Well the big day dawned “ Everjoy” was carried to the launch bay on a big boat lift I was not very happy with the way they insisted in slinging it with the aft sling under the skeg which I think puts strain on the boat.
Slings let go, boards up and bilges checked no obvious leaks the mighty (8 hp Yanma) was fired up water from exhaust all ok. We ran the engine for 10 minutes to check all was well then our maiden and only trip down the river and back up against the flow all well.
Afloat at last. John and Ann will be pleased to see this picture Ian!
And it looks as if she is floating on her marks!
Entering all these pictures, in October 2013, she is now ashore again and Ian is readying her for the winter and ultimately for next spring. hope you have hours of good times on board Ian, so very pleased to see 'Everjoy' back in the water. All you need to do now is put her name on her!
Just a few words on the river

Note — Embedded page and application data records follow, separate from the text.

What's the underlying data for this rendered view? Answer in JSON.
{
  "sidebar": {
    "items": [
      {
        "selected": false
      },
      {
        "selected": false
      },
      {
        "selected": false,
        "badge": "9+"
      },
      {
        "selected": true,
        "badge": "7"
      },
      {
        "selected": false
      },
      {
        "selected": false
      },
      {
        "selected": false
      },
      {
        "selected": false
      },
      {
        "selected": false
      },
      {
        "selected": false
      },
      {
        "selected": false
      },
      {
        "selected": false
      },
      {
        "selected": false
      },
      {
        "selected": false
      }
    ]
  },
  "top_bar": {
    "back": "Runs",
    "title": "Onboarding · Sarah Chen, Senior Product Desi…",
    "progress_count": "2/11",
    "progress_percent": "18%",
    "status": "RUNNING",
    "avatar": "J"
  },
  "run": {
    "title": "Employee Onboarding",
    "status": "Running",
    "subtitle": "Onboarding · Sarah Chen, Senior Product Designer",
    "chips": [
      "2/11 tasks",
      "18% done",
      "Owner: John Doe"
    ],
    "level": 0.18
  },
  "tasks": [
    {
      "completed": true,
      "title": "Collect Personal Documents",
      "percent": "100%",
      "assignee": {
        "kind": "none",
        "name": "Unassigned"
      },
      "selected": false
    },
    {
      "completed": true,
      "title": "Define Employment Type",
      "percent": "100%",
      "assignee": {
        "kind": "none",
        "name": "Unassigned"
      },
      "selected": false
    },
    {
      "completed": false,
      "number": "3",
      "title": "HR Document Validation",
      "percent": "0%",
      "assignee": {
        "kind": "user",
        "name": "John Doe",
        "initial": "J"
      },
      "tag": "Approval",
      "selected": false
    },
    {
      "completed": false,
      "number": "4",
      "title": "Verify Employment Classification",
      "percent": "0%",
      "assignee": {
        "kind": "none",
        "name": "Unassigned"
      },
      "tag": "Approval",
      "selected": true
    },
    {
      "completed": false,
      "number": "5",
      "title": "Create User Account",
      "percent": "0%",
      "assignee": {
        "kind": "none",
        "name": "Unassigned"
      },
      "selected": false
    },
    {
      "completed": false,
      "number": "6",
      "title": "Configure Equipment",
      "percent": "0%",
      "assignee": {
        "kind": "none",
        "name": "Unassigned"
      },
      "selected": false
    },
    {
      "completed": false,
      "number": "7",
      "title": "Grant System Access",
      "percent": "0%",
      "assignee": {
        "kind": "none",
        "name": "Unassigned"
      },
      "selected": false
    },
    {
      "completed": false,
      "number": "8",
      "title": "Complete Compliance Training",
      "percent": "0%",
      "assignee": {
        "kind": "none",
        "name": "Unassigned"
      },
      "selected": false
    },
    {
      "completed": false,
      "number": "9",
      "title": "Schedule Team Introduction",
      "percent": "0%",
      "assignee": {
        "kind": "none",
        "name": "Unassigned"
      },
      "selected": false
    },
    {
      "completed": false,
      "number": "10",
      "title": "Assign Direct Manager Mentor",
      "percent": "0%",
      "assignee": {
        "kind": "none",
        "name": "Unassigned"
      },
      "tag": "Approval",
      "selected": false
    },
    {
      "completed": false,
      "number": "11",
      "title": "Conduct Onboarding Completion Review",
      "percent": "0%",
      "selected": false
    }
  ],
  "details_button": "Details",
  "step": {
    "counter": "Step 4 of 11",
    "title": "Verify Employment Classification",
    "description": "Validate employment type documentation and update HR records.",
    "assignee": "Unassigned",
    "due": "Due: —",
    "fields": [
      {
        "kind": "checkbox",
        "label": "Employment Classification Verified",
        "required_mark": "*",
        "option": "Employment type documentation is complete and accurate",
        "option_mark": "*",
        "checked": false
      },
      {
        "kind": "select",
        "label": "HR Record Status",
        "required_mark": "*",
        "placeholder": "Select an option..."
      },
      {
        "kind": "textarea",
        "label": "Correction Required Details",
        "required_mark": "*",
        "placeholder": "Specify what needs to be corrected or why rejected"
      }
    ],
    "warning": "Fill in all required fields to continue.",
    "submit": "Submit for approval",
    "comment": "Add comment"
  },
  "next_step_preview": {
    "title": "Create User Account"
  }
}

It is one of the 3 great rivers that drain the fens into the wash it is tidal up to and past Fosdyke with a large tidal range of up to 8m on springs so this last summer with record amount of rain made it a daunting river at up to 7 Knots on ebb and flood.
A lot more than
March 2017. As a post script. Ian had a couple of great seasons with Everjoy but failing eyesight forced him to sell. As it happens we had been able to put Ian in touch with someone who had a very personal interest in Everjoy. His parent borrowed her for their honey moon, and he was of course born 9 months later! It was fitting then that Mike Salisbury took on Everjoy and arranged to tow her across country to where a family member had a barn she could be stored in for the winter.
Spring 2017 and she is on the road again. this time back to Nottingham area and the family home, at least for an overnight stop.
Much to the amusement of the neighbours!
Then it is off to the Marina on the Trent, for final finishing and launch.
Hope to hear about their adventures later this season.
Just heard from Michael with new photos!
Recent update and photos of Everjoy
Put her in over May bank holiday. There was a leak to repair so back out again, I guess 2-3 years out the water there was bound to be something..
Anyhow all sorted now and back in last weekend repaired and now moored up.
Started the Yanmar 1GM10 engine fired up first time. We took her out for trip up and down river Trent for a couple of hours all going well. No plans for sails this year and on river, so not much point. Hope to do a bit of sailing next year.. enough to explore on river at the moment.
Trailer great easy to lunch from and recover which is great.. will be easy to take out for storage on winter.
Ian's Wilson who finished John Morgan's restoration and Tony Woodward who built her are up next weekend to see her.